For example, whenever I search for recipes on the Internet, or in books that are sold in English book stores, I'm increasingly finding that the ingredient measurements are in American cup sizes instead of metric measurements or better still, my beloved and much preferred imperial measurements, which are as extinct now as Aztec bars, Omo and dinosaurs. What on earth is a 'cup' anyway? Cups, as you know, come in all shapes and sizes; they're not a standard size. So how much is a cup of flour for example, for cooking purposes? A tiny espresso cup or a flippin' great mug?
I suppose there must be a standard weight measurement for an 'America's cup', but that's not much help if I'm having to translate a cup, a half cup a quarter cup into a measurement mode that I can identify with so that I can weight my ingredients more precisely on my weighing scales so that my cakes actually do rise like the phoenix from the ashes instead of winding up like round slabs of burnt biscuit and heading straight for the bin. So why don't cookbook writers print comprehensible measurements in the first place instead of forcing me to translate what to me are meaningless American cup sizes.
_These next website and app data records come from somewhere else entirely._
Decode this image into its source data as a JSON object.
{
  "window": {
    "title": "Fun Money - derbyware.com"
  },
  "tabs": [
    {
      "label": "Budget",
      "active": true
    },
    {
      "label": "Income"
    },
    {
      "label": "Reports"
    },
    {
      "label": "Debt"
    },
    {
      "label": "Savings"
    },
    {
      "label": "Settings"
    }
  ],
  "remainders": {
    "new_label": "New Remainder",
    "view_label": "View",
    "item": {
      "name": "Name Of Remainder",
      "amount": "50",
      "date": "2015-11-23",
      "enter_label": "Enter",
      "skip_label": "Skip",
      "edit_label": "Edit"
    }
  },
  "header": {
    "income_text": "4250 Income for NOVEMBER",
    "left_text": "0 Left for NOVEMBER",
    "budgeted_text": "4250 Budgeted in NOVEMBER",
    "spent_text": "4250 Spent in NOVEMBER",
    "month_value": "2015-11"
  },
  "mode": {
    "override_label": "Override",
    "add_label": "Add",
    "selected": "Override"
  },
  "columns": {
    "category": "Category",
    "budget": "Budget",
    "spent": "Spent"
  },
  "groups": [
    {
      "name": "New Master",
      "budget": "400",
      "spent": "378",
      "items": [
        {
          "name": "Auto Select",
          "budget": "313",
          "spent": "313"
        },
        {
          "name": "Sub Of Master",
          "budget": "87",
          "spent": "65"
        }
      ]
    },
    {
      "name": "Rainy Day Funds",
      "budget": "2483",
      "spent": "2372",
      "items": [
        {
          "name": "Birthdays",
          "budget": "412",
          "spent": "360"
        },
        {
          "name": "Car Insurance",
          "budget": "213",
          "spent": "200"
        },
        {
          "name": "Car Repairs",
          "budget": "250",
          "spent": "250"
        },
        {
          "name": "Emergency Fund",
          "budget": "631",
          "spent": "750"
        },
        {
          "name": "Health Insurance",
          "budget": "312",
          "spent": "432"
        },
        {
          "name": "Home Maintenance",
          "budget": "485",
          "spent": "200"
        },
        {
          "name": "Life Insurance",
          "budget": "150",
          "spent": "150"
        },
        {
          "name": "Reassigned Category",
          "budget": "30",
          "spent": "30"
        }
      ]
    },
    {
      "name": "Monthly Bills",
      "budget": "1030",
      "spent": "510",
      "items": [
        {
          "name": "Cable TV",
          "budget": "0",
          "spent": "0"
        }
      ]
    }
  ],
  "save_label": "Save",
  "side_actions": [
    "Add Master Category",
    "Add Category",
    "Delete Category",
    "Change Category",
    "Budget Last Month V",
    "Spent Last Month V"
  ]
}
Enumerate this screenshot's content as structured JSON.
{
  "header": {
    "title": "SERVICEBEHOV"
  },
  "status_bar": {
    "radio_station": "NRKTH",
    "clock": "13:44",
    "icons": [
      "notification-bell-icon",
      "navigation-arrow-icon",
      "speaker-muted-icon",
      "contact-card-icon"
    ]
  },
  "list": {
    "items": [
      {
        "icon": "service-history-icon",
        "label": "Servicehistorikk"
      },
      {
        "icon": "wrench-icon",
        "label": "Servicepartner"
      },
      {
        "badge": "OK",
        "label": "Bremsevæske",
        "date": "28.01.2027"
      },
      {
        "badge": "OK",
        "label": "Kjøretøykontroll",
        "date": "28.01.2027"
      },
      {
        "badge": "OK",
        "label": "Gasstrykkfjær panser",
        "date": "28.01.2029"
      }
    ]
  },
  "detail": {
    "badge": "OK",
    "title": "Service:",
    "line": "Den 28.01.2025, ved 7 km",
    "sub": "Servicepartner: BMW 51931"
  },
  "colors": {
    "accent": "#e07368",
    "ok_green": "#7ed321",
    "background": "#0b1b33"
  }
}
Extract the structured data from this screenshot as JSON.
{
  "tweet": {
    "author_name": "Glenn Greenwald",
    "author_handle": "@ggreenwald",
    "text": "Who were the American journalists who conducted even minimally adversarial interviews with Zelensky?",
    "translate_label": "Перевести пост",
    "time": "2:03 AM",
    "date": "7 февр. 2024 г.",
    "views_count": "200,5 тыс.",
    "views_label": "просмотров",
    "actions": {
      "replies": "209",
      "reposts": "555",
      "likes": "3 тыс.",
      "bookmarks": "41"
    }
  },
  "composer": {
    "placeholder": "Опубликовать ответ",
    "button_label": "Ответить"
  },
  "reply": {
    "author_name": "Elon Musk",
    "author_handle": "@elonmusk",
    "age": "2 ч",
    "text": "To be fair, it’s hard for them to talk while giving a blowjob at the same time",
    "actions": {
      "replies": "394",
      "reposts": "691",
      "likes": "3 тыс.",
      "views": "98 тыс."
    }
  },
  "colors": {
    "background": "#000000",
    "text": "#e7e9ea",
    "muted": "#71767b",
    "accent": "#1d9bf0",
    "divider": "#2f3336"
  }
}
That won't do at all. Tut, tut!
Now that I'm back home in good old blighty and isn't the weather dreadful at the moment...etc.. I am reminded of one of Agatha Christie's mysteries, where Miss Marple quite rightly says over afternoon tea at Bertram's Hotel, when her companion tells of a recent trip to America where she was served 'muffins' but not English muffins as we know them to be: split unfruited teacakes, toasted and spread with butter; instead they were large blueberry cup cakes (like those awful spongy things you can buy in Starbucks). Miss Marple responds reproachfully' "Well, well, the Americans have a lot to answer for."
They sure do ma'am...
By: Grumpy xx